- Task item: Your task is to retype every entry exactly while omitting the pictures.

Collected data
____
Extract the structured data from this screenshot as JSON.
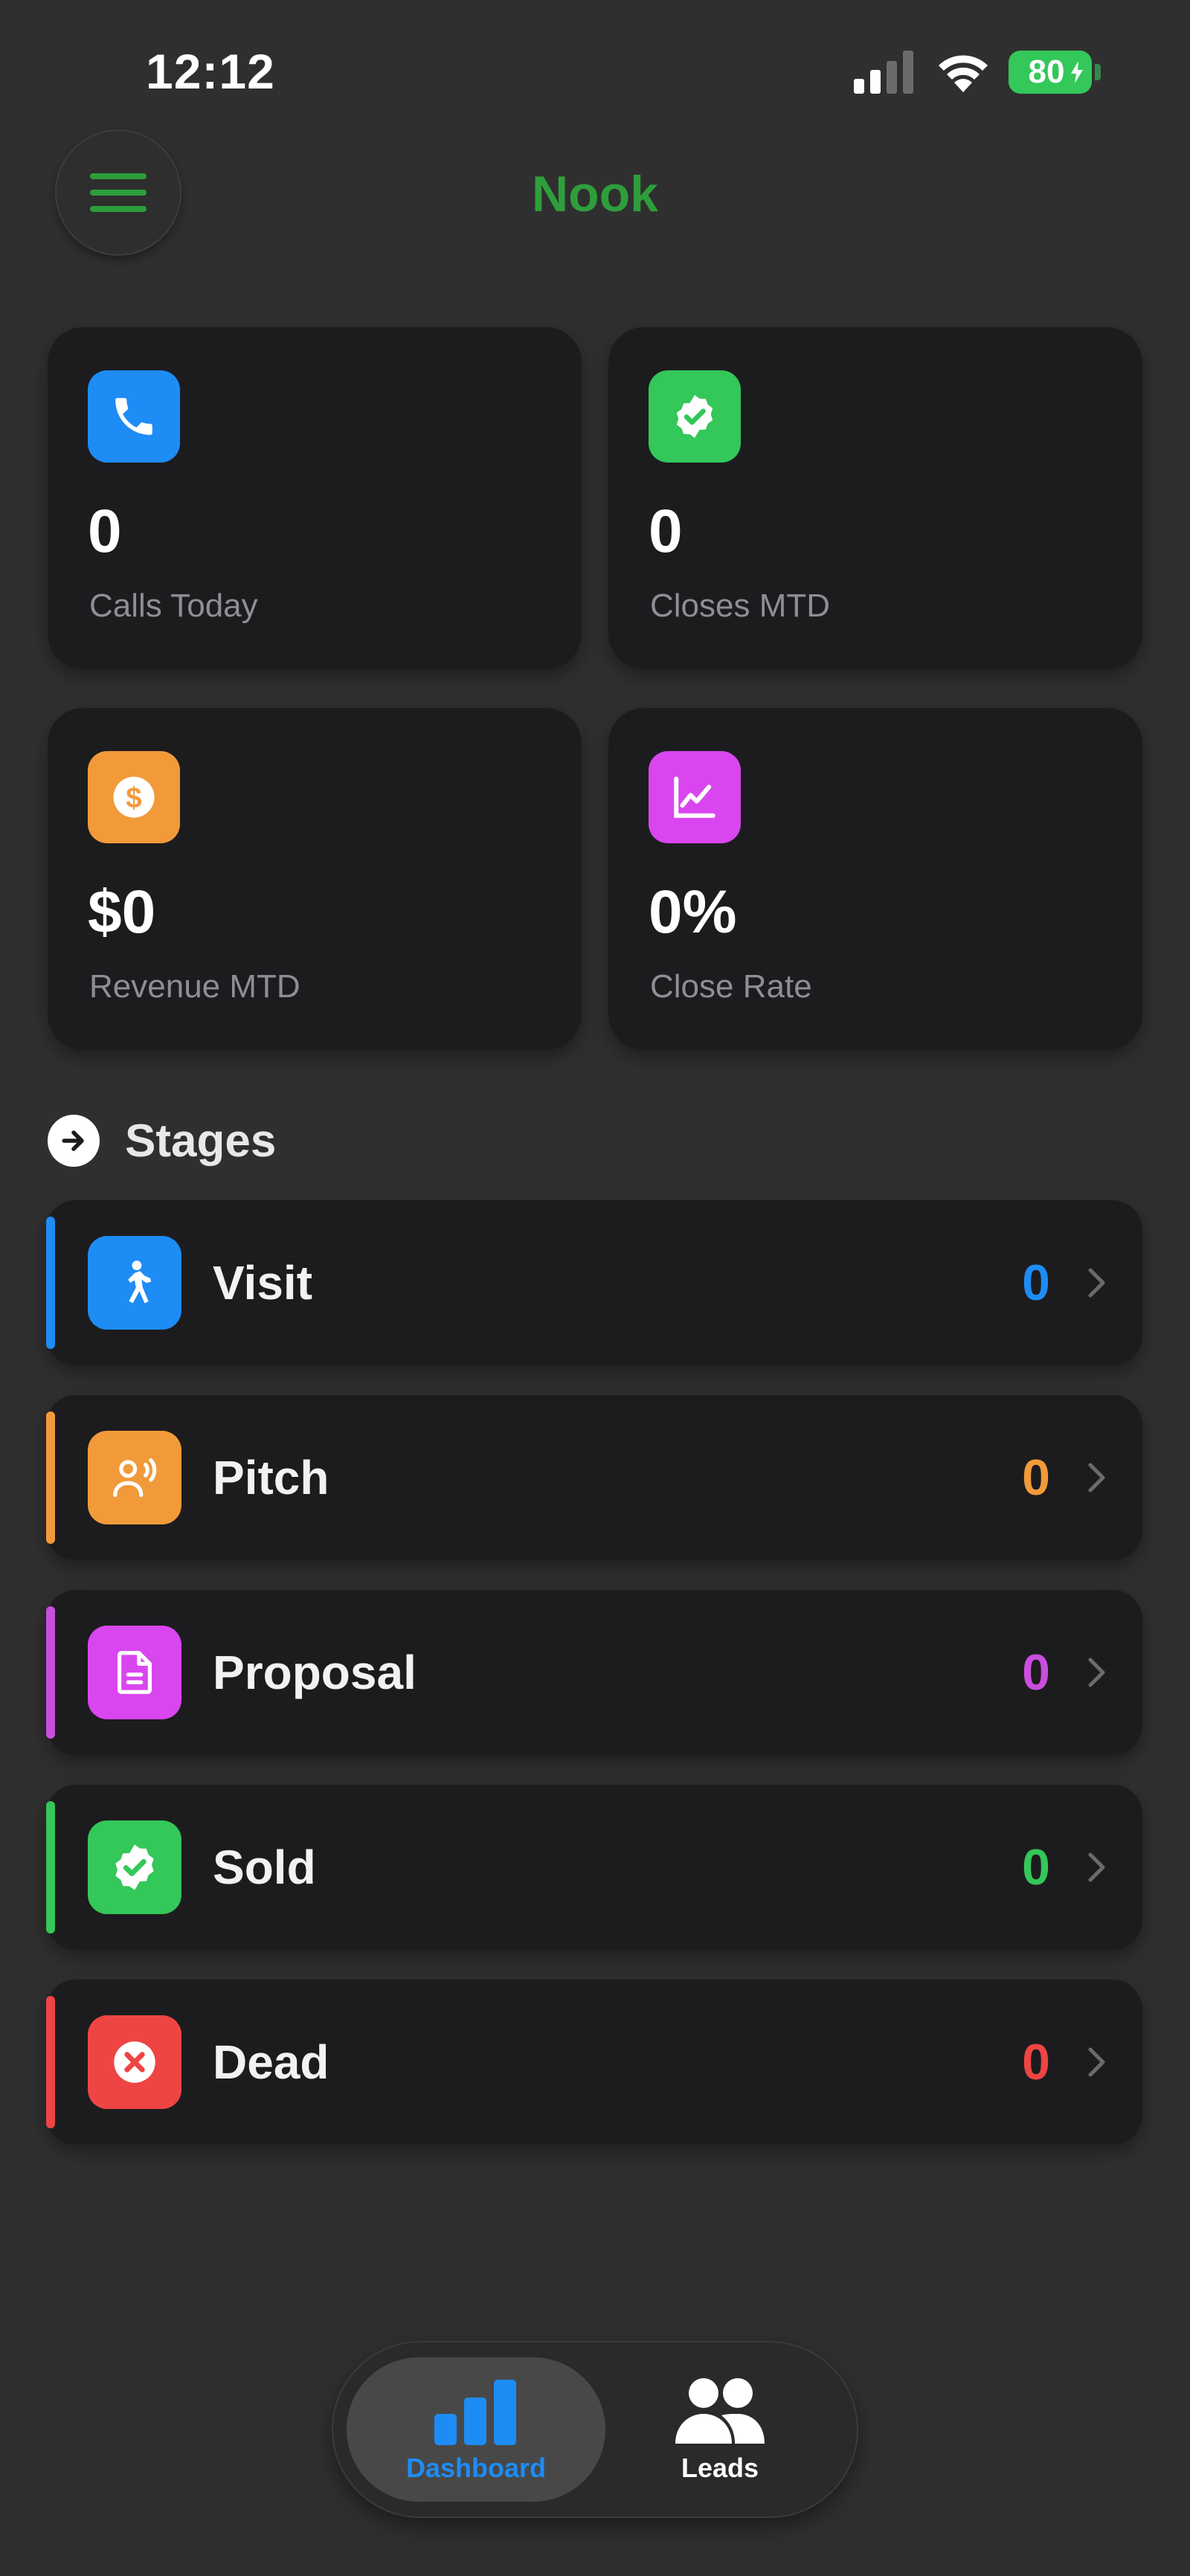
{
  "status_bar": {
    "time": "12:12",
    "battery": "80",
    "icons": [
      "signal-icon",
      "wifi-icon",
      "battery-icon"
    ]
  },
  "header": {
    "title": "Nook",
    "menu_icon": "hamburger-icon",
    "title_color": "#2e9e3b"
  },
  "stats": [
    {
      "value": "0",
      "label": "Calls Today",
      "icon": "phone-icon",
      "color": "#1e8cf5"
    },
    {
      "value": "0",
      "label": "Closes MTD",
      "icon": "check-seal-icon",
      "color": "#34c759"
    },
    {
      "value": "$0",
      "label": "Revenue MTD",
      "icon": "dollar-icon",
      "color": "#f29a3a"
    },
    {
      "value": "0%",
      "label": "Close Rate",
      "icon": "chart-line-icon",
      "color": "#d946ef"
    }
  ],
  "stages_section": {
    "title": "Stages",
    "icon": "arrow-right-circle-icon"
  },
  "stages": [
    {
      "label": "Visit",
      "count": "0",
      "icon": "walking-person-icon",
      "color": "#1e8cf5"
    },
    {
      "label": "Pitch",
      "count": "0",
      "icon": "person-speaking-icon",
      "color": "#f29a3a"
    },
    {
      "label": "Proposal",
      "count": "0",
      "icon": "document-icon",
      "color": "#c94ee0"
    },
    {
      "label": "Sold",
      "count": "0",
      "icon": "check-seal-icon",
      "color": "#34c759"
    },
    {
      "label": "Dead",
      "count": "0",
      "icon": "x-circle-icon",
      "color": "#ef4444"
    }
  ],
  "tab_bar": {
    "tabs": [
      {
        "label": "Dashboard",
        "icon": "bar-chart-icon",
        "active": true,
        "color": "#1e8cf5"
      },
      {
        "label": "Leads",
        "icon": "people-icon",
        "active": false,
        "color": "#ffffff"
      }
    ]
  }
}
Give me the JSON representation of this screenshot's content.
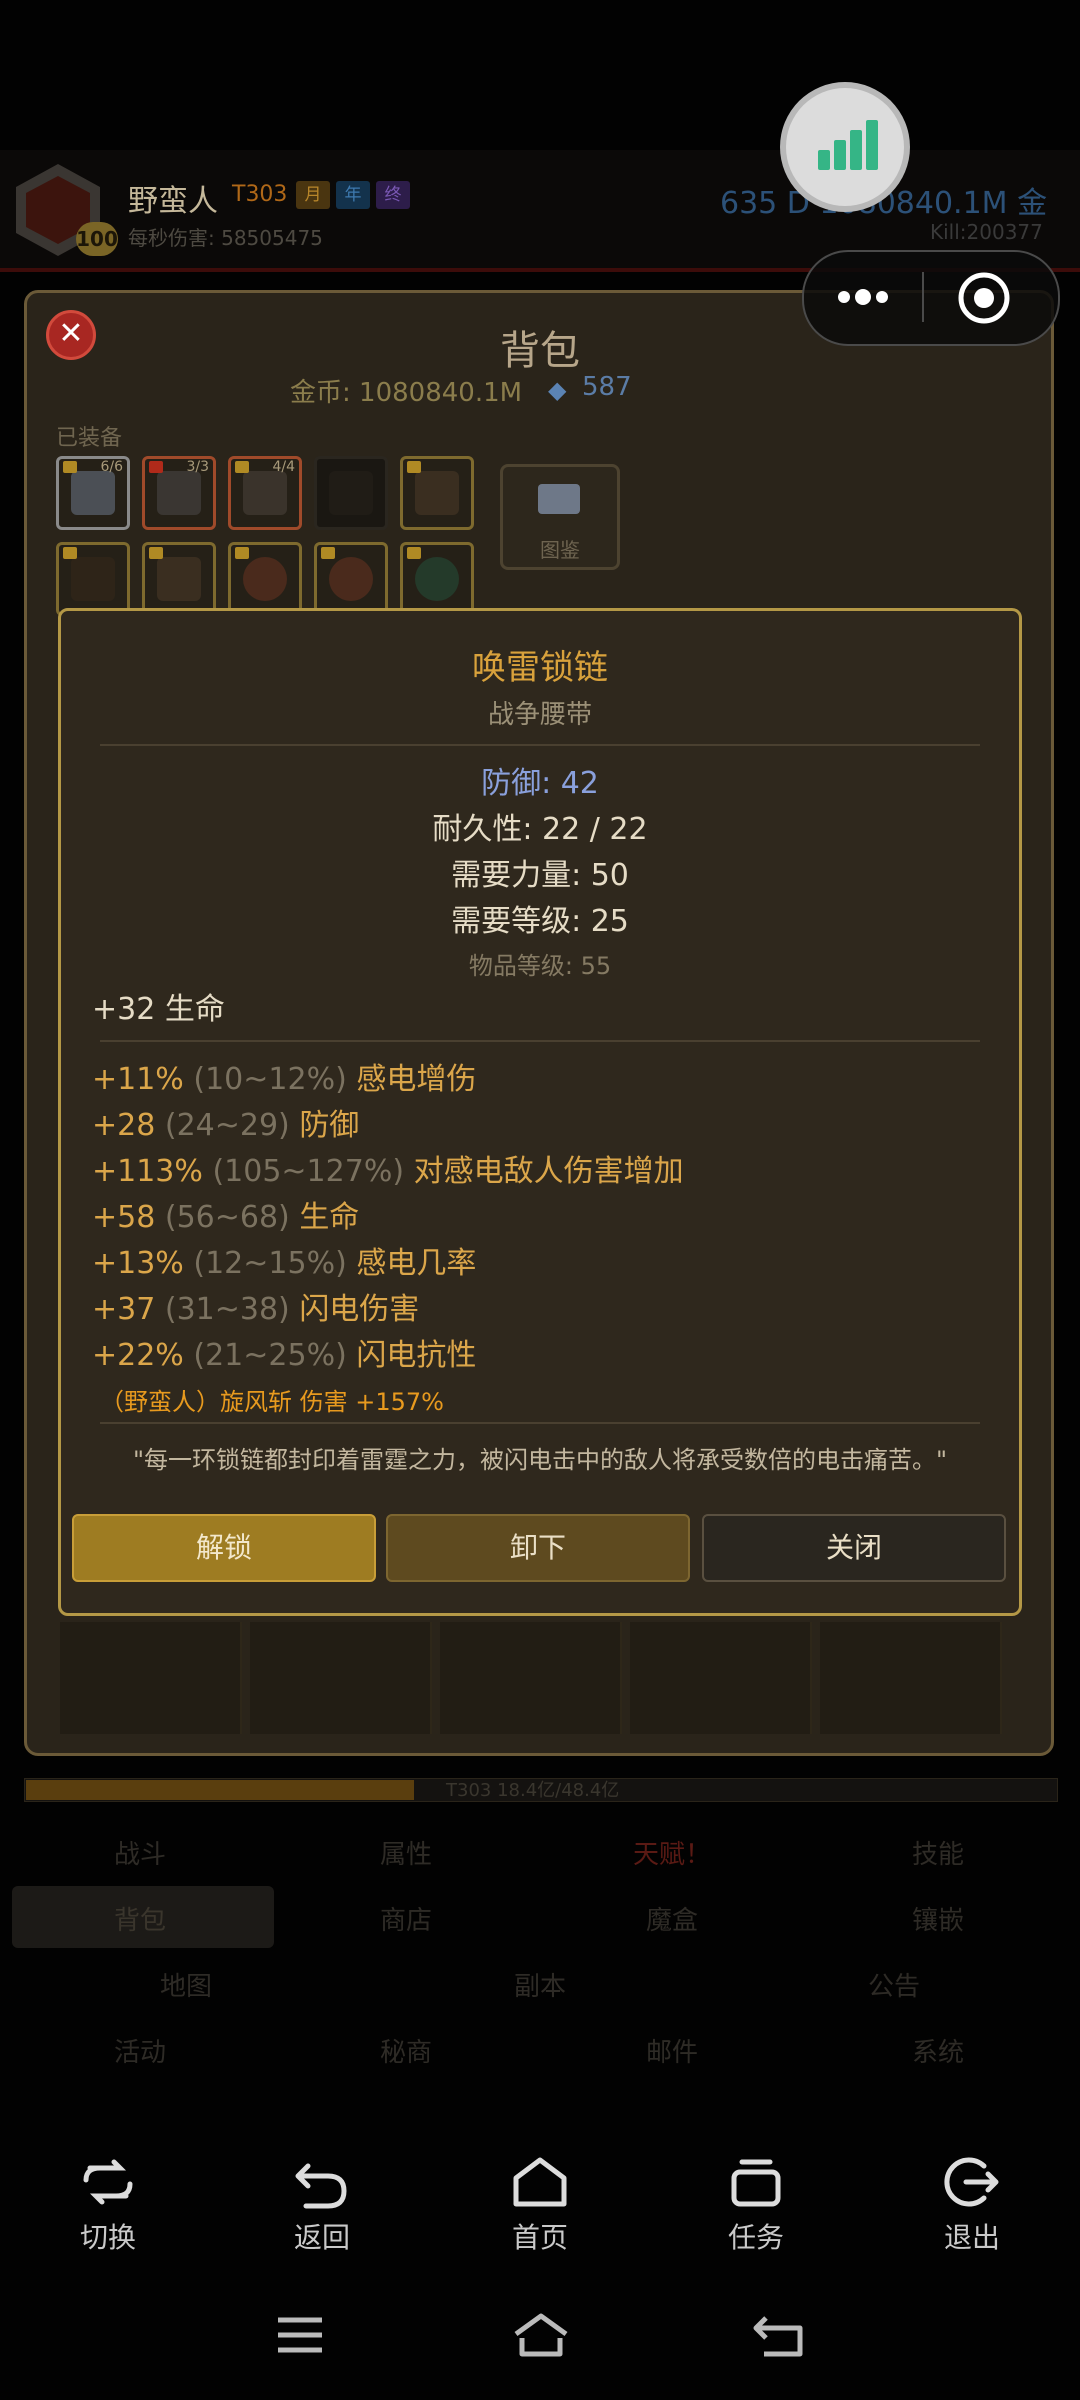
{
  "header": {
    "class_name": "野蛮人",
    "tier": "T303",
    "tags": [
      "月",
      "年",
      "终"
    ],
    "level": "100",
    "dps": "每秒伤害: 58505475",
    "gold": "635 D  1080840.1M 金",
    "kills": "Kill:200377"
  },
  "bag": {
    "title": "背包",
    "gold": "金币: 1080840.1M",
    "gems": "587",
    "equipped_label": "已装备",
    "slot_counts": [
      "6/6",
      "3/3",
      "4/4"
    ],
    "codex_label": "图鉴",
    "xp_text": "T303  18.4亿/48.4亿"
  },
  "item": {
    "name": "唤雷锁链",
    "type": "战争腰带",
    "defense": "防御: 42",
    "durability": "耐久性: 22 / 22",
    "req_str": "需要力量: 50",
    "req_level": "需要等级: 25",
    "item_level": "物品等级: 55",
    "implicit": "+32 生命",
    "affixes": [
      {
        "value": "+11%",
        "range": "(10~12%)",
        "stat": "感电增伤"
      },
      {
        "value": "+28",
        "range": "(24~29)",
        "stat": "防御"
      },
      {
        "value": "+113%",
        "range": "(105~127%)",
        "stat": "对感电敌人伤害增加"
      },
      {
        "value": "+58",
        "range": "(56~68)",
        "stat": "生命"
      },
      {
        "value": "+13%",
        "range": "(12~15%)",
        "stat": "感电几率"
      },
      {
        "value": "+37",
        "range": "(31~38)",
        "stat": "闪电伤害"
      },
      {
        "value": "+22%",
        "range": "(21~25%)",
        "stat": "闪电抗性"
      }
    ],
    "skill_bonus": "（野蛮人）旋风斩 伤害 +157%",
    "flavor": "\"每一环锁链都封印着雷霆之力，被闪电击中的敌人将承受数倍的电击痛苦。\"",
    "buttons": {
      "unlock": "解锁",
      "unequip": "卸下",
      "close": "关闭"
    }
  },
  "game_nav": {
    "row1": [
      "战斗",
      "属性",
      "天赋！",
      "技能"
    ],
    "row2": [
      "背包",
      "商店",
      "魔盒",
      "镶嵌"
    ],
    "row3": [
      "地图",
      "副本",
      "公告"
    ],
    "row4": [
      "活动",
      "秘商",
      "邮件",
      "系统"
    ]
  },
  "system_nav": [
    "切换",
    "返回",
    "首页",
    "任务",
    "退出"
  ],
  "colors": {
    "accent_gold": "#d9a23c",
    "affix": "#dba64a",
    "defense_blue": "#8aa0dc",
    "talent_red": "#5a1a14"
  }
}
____
- Response below:
Extract the structured data from this screenshot as JSON.
{
  "status_bar": {
    "time": "12:12",
    "battery": "80",
    "icons": [
      "signal-icon",
      "wifi-icon",
      "battery-icon"
    ]
  },
  "header": {
    "title": "Nook",
    "menu_icon": "hamburger-icon",
    "title_color": "#2e9e3b"
  },
  "stats": [
    {
      "value": "0",
      "label": "Calls Today",
      "icon": "phone-icon",
      "color": "#1e8cf5"
    },
    {
      "value": "0",
      "label": "Closes MTD",
      "icon": "check-seal-icon",
      "color": "#34c759"
    },
    {
      "value": "$0",
      "label": "Revenue MTD",
      "icon": "dollar-icon",
      "color": "#f29a3a"
    },
    {
      "value": "0%",
      "label": "Close Rate",
      "icon": "chart-line-icon",
      "color": "#d946ef"
    }
  ],
  "stages_section": {
    "title": "Stages",
    "icon": "arrow-right-circle-icon"
  },
  "stages": [
    {
      "label": "Visit",
      "count": "0",
      "icon": "walking-person-icon",
      "color": "#1e8cf5"
    },
    {
      "label": "Pitch",
      "count": "0",
      "icon": "person-speaking-icon",
      "color": "#f29a3a"
    },
    {
      "label": "Proposal",
      "count": "0",
      "icon": "document-icon",
      "color": "#c94ee0"
    },
    {
      "label": "Sold",
      "count": "0",
      "icon": "check-seal-icon",
      "color": "#34c759"
    },
    {
      "label": "Dead",
      "count": "0",
      "icon": "x-circle-icon",
      "color": "#ef4444"
    }
  ],
  "tab_bar": {
    "tabs": [
      {
        "label": "Dashboard",
        "icon": "bar-chart-icon",
        "active": true,
        "color": "#1e8cf5"
      },
      {
        "label": "Leads",
        "icon": "people-icon",
        "active": false,
        "color": "#ffffff"
      }
    ]
  }
}
Give me the JSON representation of this screenshot's content.
{
  "header": {
    "class_name": "野蛮人",
    "tier": "T303",
    "tags": [
      "月",
      "年",
      "终"
    ],
    "level": "100",
    "dps": "每秒伤害: 58505475",
    "gold": "635 D  1080840.1M 金",
    "kills": "Kill:200377"
  },
  "bag": {
    "title": "背包",
    "gold": "金币: 1080840.1M",
    "gems": "587",
    "equipped_label": "已装备",
    "slot_counts": [
      "6/6",
      "3/3",
      "4/4"
    ],
    "codex_label": "图鉴",
    "xp_text": "T303  18.4亿/48.4亿"
  },
  "item": {
    "name": "唤雷锁链",
    "type": "战争腰带",
    "defense": "防御: 42",
    "durability": "耐久性: 22 / 22",
    "req_str": "需要力量: 50",
    "req_level": "需要等级: 25",
    "item_level": "物品等级: 55",
    "implicit": "+32 生命",
    "affixes": [
      {
        "value": "+11%",
        "range": "(10~12%)",
        "stat": "感电增伤"
      },
      {
        "value": "+28",
        "range": "(24~29)",
        "stat": "防御"
      },
      {
        "value": "+113%",
        "range": "(105~127%)",
        "stat": "对感电敌人伤害增加"
      },
      {
        "value": "+58",
        "range": "(56~68)",
        "stat": "生命"
      },
      {
        "value": "+13%",
        "range": "(12~15%)",
        "stat": "感电几率"
      },
      {
        "value": "+37",
        "range": "(31~38)",
        "stat": "闪电伤害"
      },
      {
        "value": "+22%",
        "range": "(21~25%)",
        "stat": "闪电抗性"
      }
    ],
    "skill_bonus": "（野蛮人）旋风斩 伤害 +157%",
    "flavor": "\"每一环锁链都封印着雷霆之力，被闪电击中的敌人将承受数倍的电击痛苦。\"",
    "buttons": {
      "unlock": "解锁",
      "unequip": "卸下",
      "close": "关闭"
    }
  },
  "game_nav": {
    "row1": [
      "战斗",
      "属性",
      "天赋！",
      "技能"
    ],
    "row2": [
      "背包",
      "商店",
      "魔盒",
      "镶嵌"
    ],
    "row3": [
      "地图",
      "副本",
      "公告"
    ],
    "row4": [
      "活动",
      "秘商",
      "邮件",
      "系统"
    ]
  },
  "system_nav": [
    "切换",
    "返回",
    "首页",
    "任务",
    "退出"
  ],
  "colors": {
    "accent_gold": "#d9a23c",
    "affix": "#dba64a",
    "defense_blue": "#8aa0dc",
    "talent_red": "#5a1a14"
  }
}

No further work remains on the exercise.